- _ASSIGNMENT_
Your task is to repeat the lines below exactly, excluding any pictures they contain.

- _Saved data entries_

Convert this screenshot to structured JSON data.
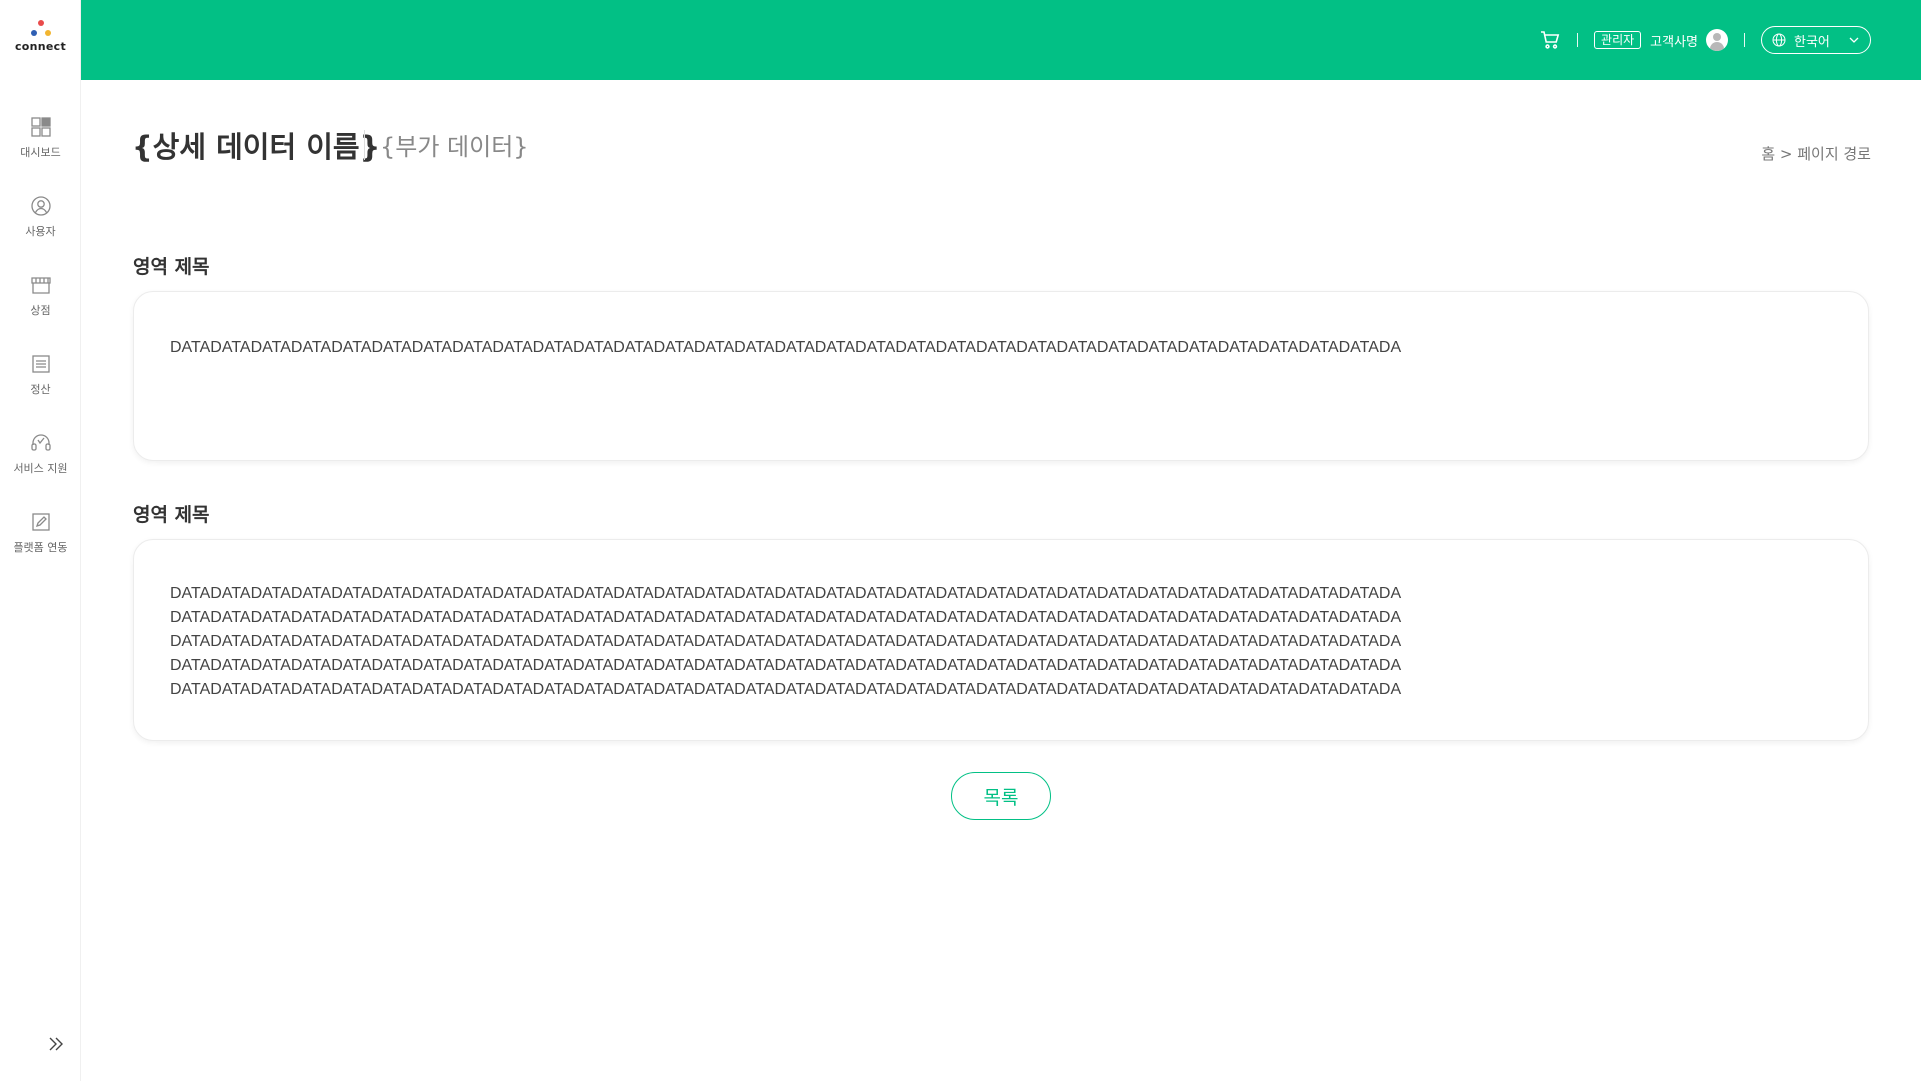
{
  "app": {
    "logo_text": "connect",
    "logo_colors": [
      "#e94b4b",
      "#2f5fb3",
      "#f2b530"
    ]
  },
  "sidebar": {
    "items": [
      {
        "label": "대시보드",
        "icon": "dashboard-icon"
      },
      {
        "label": "사용자",
        "icon": "user-icon"
      },
      {
        "label": "상점",
        "icon": "store-icon"
      },
      {
        "label": "정산",
        "icon": "settlement-icon"
      },
      {
        "label": "서비스 지원",
        "icon": "headset-icon"
      },
      {
        "label": "플랫폼 연동",
        "icon": "edit-icon"
      }
    ],
    "collapse_icon": "double-chevron-right-icon"
  },
  "header": {
    "role_badge": "관리자",
    "customer_name": "고객사명",
    "language": "한국어",
    "accent_color": "#02c085"
  },
  "page": {
    "title": "{상세 데이터 이름}",
    "subtitle": "{부가 데이터}",
    "breadcrumb": "홈 > 페이지 경로"
  },
  "sections": [
    {
      "title": "영역 제목",
      "lines": [
        "DATADATADATADATADATADATADATADATADATADATADATADATADATADATADATADATADATADATADATADATADATADATADATADATADATADATADATADATADATADATADA"
      ]
    },
    {
      "title": "영역 제목",
      "lines": [
        "DATADATADATADATADATADATADATADATADATADATADATADATADATADATADATADATADATADATADATADATADATADATADATADATADATADATADATADATADATADATADA",
        "DATADATADATADATADATADATADATADATADATADATADATADATADATADATADATADATADATADATADATADATADATADATADATADATADATADATADATADATADATADATADA",
        "DATADATADATADATADATADATADATADATADATADATADATADATADATADATADATADATADATADATADATADATADATADATADATADATADATADATADATADATADATADATADA",
        "DATADATADATADATADATADATADATADATADATADATADATADATADATADATADATADATADATADATADATADATADATADATADATADATADATADATADATADATADATADATADA",
        "DATADATADATADATADATADATADATADATADATADATADATADATADATADATADATADATADATADATADATADATADATADATADATADATADATADATADATADATADATADATADA"
      ]
    }
  ],
  "actions": {
    "list_button": "목록"
  }
}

- _OUTPUT OF THE EXERCISE_
Convert this screenshot to structured JSON data.
{
  "app": {
    "logo_text": "connect",
    "logo_colors": [
      "#e94b4b",
      "#2f5fb3",
      "#f2b530"
    ]
  },
  "sidebar": {
    "items": [
      {
        "label": "대시보드",
        "icon": "dashboard-icon"
      },
      {
        "label": "사용자",
        "icon": "user-icon"
      },
      {
        "label": "상점",
        "icon": "store-icon"
      },
      {
        "label": "정산",
        "icon": "settlement-icon"
      },
      {
        "label": "서비스 지원",
        "icon": "headset-icon"
      },
      {
        "label": "플랫폼 연동",
        "icon": "edit-icon"
      }
    ],
    "collapse_icon": "double-chevron-right-icon"
  },
  "header": {
    "role_badge": "관리자",
    "customer_name": "고객사명",
    "language": "한국어",
    "accent_color": "#02c085"
  },
  "page": {
    "title": "{상세 데이터 이름}",
    "subtitle": "{부가 데이터}",
    "breadcrumb": "홈 > 페이지 경로"
  },
  "sections": [
    {
      "title": "영역 제목",
      "lines": [
        "DATADATADATADATADATADATADATADATADATADATADATADATADATADATADATADATADATADATADATADATADATADATADATADATADATADATADATADATADATADATADA"
      ]
    },
    {
      "title": "영역 제목",
      "lines": [
        "DATADATADATADATADATADATADATADATADATADATADATADATADATADATADATADATADATADATADATADATADATADATADATADATADATADATADATADATADATADATADA",
        "DATADATADATADATADATADATADATADATADATADATADATADATADATADATADATADATADATADATADATADATADATADATADATADATADATADATADATADATADATADATADA",
        "DATADATADATADATADATADATADATADATADATADATADATADATADATADATADATADATADATADATADATADATADATADATADATADATADATADATADATADATADATADATADA",
        "DATADATADATADATADATADATADATADATADATADATADATADATADATADATADATADATADATADATADATADATADATADATADATADATADATADATADATADATADATADATADA",
        "DATADATADATADATADATADATADATADATADATADATADATADATADATADATADATADATADATADATADATADATADATADATADATADATADATADATADATADATADATADATADA"
      ]
    }
  ],
  "actions": {
    "list_button": "목록"
  }
}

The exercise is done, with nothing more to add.